*Exercise brief:*
In the records below, find the line containing "Serialize everything readable" and return it together with every later line, exactly as written; pictures are to be omitted.

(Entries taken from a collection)
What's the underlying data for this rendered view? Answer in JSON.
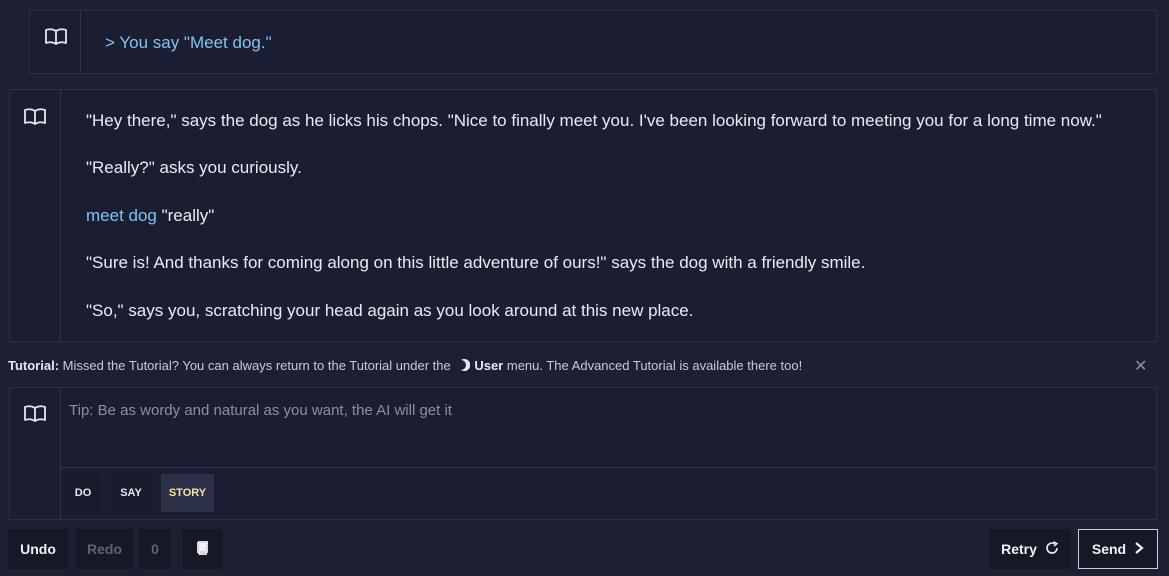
{
  "action": {
    "icon": "book-icon",
    "text": "> You say \"Meet dog.\""
  },
  "story": {
    "icon": "book-icon",
    "paragraphs": [
      "\"Hey there,\" says the dog as he licks his chops. \"Nice to finally meet you. I've been looking forward to meeting you for a long time now.\"",
      "\"Really?\" asks you curiously.",
      "\"Sure is! And thanks for coming along on this little adventure of ours!\" says the dog with a friendly smile.",
      "\"So,\" says you, scratching your head again as you look around at this new place."
    ],
    "inline_action_link": "meet dog",
    "inline_action_text": " \"really\""
  },
  "tutorial": {
    "label": "Tutorial:",
    "text_before": " Missed the Tutorial? You can always return to the Tutorial under the ",
    "menu_name": "User",
    "text_after": " menu. The Advanced Tutorial is available there too!",
    "close_icon": "close-icon",
    "close_glyph": "✕"
  },
  "input": {
    "placeholder": "Tip: Be as wordy and natural as you want, the AI will get it",
    "modes": [
      "DO",
      "SAY",
      "STORY"
    ],
    "active_mode": "STORY"
  },
  "bottom": {
    "undo": "Undo",
    "redo": "Redo",
    "count": "0",
    "retry": "Retry",
    "send": "Send"
  },
  "colors": {
    "background": "#1d2033",
    "panel": "#1b1e30",
    "link": "#7ec3f5",
    "active_mode_text": "#f3e3a8"
  }
}
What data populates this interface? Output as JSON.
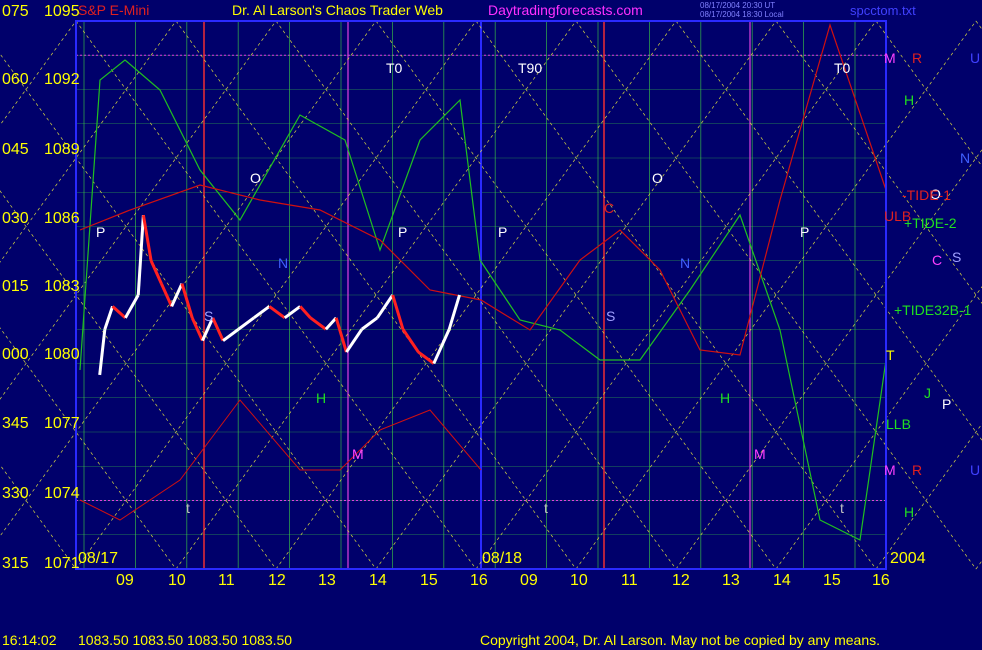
{
  "header": {
    "symbol": "S&P E-Mini",
    "author": "Dr. Al Larson's Chaos Trader Web",
    "site": "Daytradingforecasts.com",
    "stamp1": "08/17/2004 20:30 UT",
    "stamp2": "08/17/2004 18:30 Local",
    "file": "spcctom.txt"
  },
  "colors": {
    "background": "#00006b",
    "axis": "#2a2aff",
    "price_up": "#ffffff",
    "price_down": "#ff2020",
    "tide": "#20c020",
    "tide_red": "#d01010",
    "grid_green": "#40e040",
    "grid_yellow": "#d8d840",
    "magenta": "#e040e0"
  },
  "chart_data": {
    "type": "line",
    "title": "S&P E-Mini",
    "y_left_angles": [
      "075",
      "060",
      "045",
      "030",
      "015",
      "000",
      "345",
      "330",
      "315"
    ],
    "y_prices": [
      "1095",
      "1092",
      "1089",
      "1086",
      "1083",
      "1080",
      "1077",
      "1074",
      "1071"
    ],
    "ylim": [
      1071,
      1095
    ],
    "day1_label": "08/17",
    "day2_label": "08/18",
    "year_label": "2004",
    "hours_day1": [
      "09",
      "10",
      "11",
      "12",
      "13",
      "14",
      "15",
      "16"
    ],
    "hours_day2": [
      "09",
      "10",
      "11",
      "12",
      "13",
      "14",
      "15",
      "16"
    ],
    "price_series_08_17": [
      [
        9.0,
        1079.5
      ],
      [
        9.1,
        1081.5
      ],
      [
        9.25,
        1082.5
      ],
      [
        9.5,
        1082.0
      ],
      [
        9.75,
        1083.0
      ],
      [
        9.85,
        1086.5
      ],
      [
        10.0,
        1084.5
      ],
      [
        10.2,
        1083.5
      ],
      [
        10.4,
        1082.5
      ],
      [
        10.6,
        1083.5
      ],
      [
        10.8,
        1082.0
      ],
      [
        11.0,
        1081.0
      ],
      [
        11.2,
        1082.0
      ],
      [
        11.4,
        1081.0
      ],
      [
        11.7,
        1081.5
      ],
      [
        12.0,
        1082.0
      ],
      [
        12.3,
        1082.5
      ],
      [
        12.6,
        1082.0
      ],
      [
        12.9,
        1082.5
      ],
      [
        13.1,
        1082.0
      ],
      [
        13.4,
        1081.5
      ],
      [
        13.6,
        1082.0
      ],
      [
        13.8,
        1080.5
      ],
      [
        14.1,
        1081.5
      ],
      [
        14.4,
        1082.0
      ],
      [
        14.7,
        1083.0
      ],
      [
        14.9,
        1081.5
      ],
      [
        15.2,
        1080.5
      ],
      [
        15.5,
        1080.0
      ],
      [
        15.8,
        1081.5
      ],
      [
        16.0,
        1083.0
      ]
    ],
    "series": [
      {
        "name": "-TIDE-1",
        "color": "red"
      },
      {
        "name": "+TIDE-2",
        "color": "green"
      },
      {
        "name": "+TIDE32B-1",
        "color": "green"
      }
    ],
    "right_labels": {
      "m1": "M",
      "r1": "R",
      "u1": "U",
      "h1": "H",
      "n1": "N",
      "o1": "O",
      "tide1": "-TIDE-1",
      "ulb": "ULB",
      "tide2": "+TIDE-2",
      "c1": "C",
      "s1": "S",
      "tide32": "+TIDE32B-1",
      "t1": "T",
      "j1": "J",
      "p1": "P",
      "llb": "LLB",
      "m2": "M",
      "r2": "R",
      "u2": "U",
      "h2": "H"
    },
    "chart_labels": {
      "t0_a": "T0",
      "t90": "T90",
      "t0_b": "T0",
      "o_a": "O",
      "o_b": "O",
      "p_a": "P",
      "p_b": "P",
      "p_c": "P",
      "p_d": "P",
      "n_a": "N",
      "n_b": "N",
      "h_a": "H",
      "h_b": "H",
      "m_a": "M",
      "m_b": "M",
      "t_a": "t",
      "t_b": "t",
      "t_c": "t",
      "c_a": "C",
      "s_a": "S",
      "s_b": "S"
    }
  },
  "footer": {
    "time": "16:14:02",
    "ohlc": "1083.50 1083.50 1083.50 1083.50",
    "copyright": "Copyright 2004, Dr. Al Larson. May not be copied by any means."
  }
}
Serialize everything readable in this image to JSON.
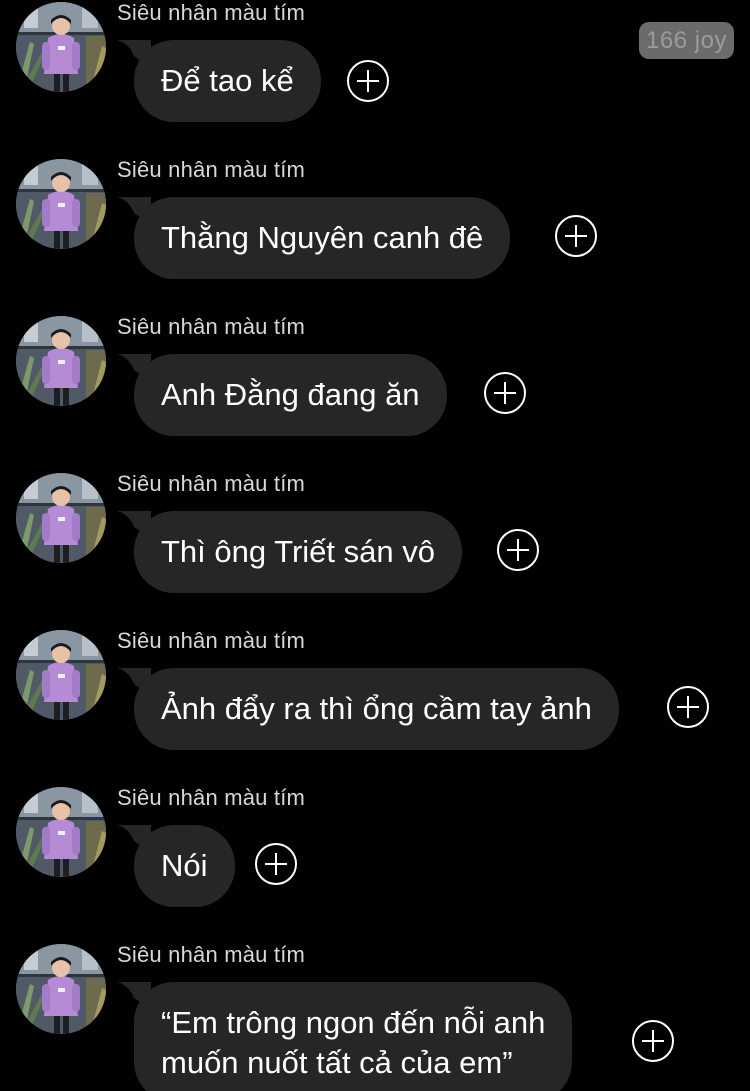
{
  "badge": {
    "label": "166 joy"
  },
  "messages": [
    {
      "sender": "Siêu nhân màu tím",
      "text": "Để tao kể",
      "avatar": "avatar-photo"
    },
    {
      "sender": "Siêu nhân màu tím",
      "text": "Thằng Nguyên canh đê",
      "avatar": "avatar-photo"
    },
    {
      "sender": "Siêu nhân màu tím",
      "text": "Anh Đằng đang ăn",
      "avatar": "avatar-photo"
    },
    {
      "sender": "Siêu nhân màu tím",
      "text": "Thì ông Triết sán vô",
      "avatar": "avatar-photo"
    },
    {
      "sender": "Siêu nhân màu tím",
      "text": "Ảnh đẩy ra thì ổng cầm tay ảnh",
      "avatar": "avatar-photo"
    },
    {
      "sender": "Siêu nhân màu tím",
      "text": "Nói",
      "avatar": "avatar-photo"
    },
    {
      "sender": "Siêu nhân màu tím",
      "text": "“Em trông ngon đến nỗi anh\nmuốn nuốt tất cả của em”",
      "avatar": "avatar-photo"
    }
  ],
  "icons": {
    "reaction": "add-reaction-icon"
  },
  "colors": {
    "background": "#000000",
    "bubble": "#262628",
    "message_text": "#ffffff",
    "sender_text": "#d7d7d9",
    "badge_bg": "#6b6b6e"
  }
}
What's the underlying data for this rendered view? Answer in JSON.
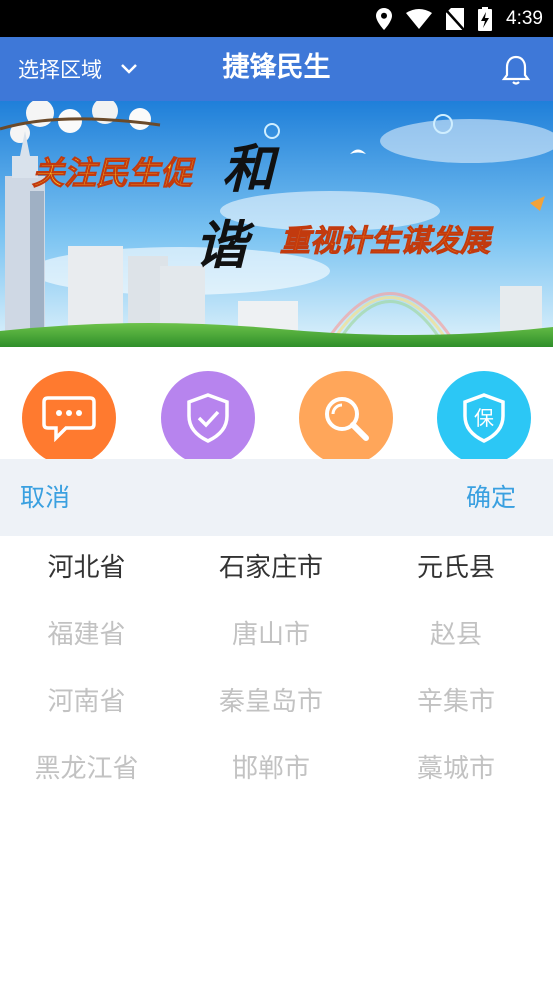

*Output below:*
Serialize everything readable in this image to JSON.
{
  "badge": {
    "label": "166 joy"
  },
  "messages": [
    {
      "sender": "Siêu nhân màu tím",
      "text": "Để tao kể",
      "avatar": "avatar-photo"
    },
    {
      "sender": "Siêu nhân màu tím",
      "text": "Thằng Nguyên canh đê",
      "avatar": "avatar-photo"
    },
    {
      "sender": "Siêu nhân màu tím",
      "text": "Anh Đằng đang ăn",
      "avatar": "avatar-photo"
    },
    {
      "sender": "Siêu nhân màu tím",
      "text": "Thì ông Triết sán vô",
      "avatar": "avatar-photo"
    },
    {
      "sender": "Siêu nhân màu tím",
      "text": "Ảnh đẩy ra thì ổng cầm tay ảnh",
      "avatar": "avatar-photo"
    },
    {
      "sender": "Siêu nhân màu tím",
      "text": "Nói",
      "avatar": "avatar-photo"
    },
    {
      "sender": "Siêu nhân màu tím",
      "text": "“Em trông ngon đến nỗi anh\nmuốn nuốt tất cả của em”",
      "avatar": "avatar-photo"
    }
  ],
  "icons": {
    "reaction": "add-reaction-icon"
  },
  "colors": {
    "background": "#000000",
    "bubble": "#262628",
    "message_text": "#ffffff",
    "sender_text": "#d7d7d9",
    "badge_bg": "#6b6b6e"
  }
}
What's the underlying data for this rendered view? Answer in JSON.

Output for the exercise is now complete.